### Your assignment
From the records below, take each line where the string "title" shows up and copy it.

### Records for this exercise
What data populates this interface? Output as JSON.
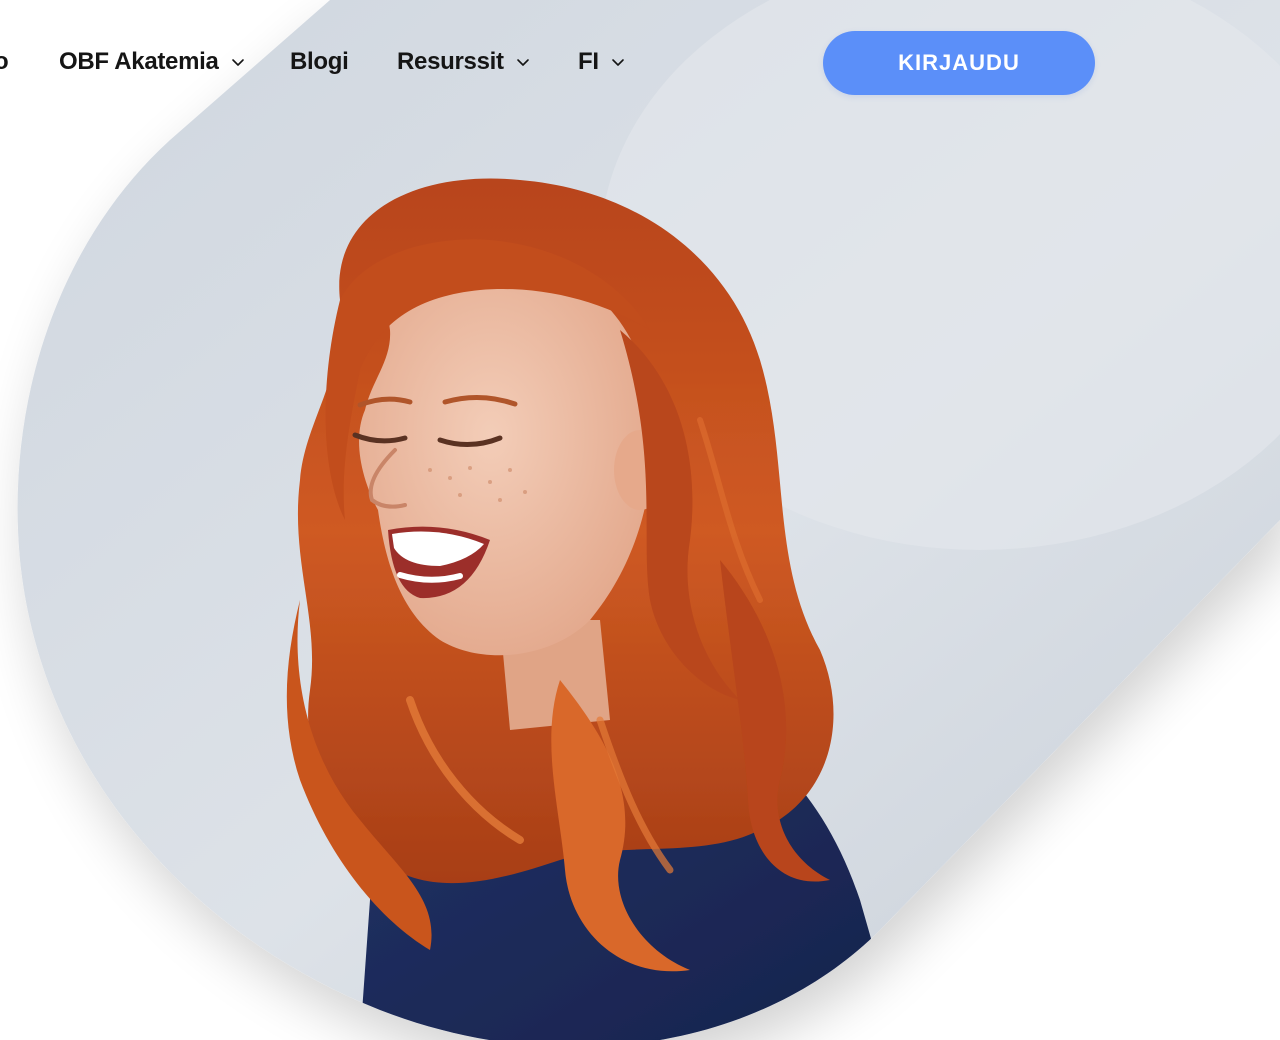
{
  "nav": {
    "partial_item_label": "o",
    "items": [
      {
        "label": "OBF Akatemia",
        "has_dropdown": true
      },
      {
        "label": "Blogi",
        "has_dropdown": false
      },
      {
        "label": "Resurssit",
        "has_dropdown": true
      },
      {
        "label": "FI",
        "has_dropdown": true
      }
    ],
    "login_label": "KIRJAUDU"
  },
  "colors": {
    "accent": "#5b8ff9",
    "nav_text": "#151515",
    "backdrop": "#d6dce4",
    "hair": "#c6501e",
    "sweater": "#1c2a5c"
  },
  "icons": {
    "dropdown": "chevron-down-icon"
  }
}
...
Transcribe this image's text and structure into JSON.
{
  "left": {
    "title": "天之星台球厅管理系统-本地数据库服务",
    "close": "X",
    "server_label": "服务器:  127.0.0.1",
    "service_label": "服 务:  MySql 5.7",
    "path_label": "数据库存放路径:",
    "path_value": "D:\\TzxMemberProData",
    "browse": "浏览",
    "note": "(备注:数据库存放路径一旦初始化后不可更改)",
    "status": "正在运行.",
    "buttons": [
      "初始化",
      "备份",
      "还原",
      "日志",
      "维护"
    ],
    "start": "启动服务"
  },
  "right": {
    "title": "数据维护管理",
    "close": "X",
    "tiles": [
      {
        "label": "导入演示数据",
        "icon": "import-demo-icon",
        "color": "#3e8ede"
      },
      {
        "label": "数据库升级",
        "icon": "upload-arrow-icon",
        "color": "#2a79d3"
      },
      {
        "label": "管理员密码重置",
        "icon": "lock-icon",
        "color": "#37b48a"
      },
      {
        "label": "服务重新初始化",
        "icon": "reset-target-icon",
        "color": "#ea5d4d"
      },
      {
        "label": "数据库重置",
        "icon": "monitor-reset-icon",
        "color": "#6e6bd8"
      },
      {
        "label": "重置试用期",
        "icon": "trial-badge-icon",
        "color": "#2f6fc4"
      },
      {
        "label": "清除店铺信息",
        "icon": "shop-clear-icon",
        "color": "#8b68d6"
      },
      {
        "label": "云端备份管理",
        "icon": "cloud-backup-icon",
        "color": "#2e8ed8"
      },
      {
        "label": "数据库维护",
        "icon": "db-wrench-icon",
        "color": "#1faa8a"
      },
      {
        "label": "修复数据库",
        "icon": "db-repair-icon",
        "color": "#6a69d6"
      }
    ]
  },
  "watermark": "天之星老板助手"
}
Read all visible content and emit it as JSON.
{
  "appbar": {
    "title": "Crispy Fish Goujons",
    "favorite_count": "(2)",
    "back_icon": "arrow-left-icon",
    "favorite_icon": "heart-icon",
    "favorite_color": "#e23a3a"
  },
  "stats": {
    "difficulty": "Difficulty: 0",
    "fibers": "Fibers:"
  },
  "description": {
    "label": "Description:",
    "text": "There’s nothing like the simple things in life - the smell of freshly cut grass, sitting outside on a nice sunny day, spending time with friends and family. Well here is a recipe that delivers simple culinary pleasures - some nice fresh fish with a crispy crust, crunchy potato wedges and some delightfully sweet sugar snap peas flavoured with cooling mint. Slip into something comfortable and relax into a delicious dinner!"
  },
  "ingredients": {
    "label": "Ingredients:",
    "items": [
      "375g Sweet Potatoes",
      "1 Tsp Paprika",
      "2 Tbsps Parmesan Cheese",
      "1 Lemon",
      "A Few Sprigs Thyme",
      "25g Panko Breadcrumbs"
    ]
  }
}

### Reply to the exercise
    "title": "天之星台球厅管理系统-本地数据库服务",
    "title": "数据维护管理",
    "title": "Crispy Fish Goujons",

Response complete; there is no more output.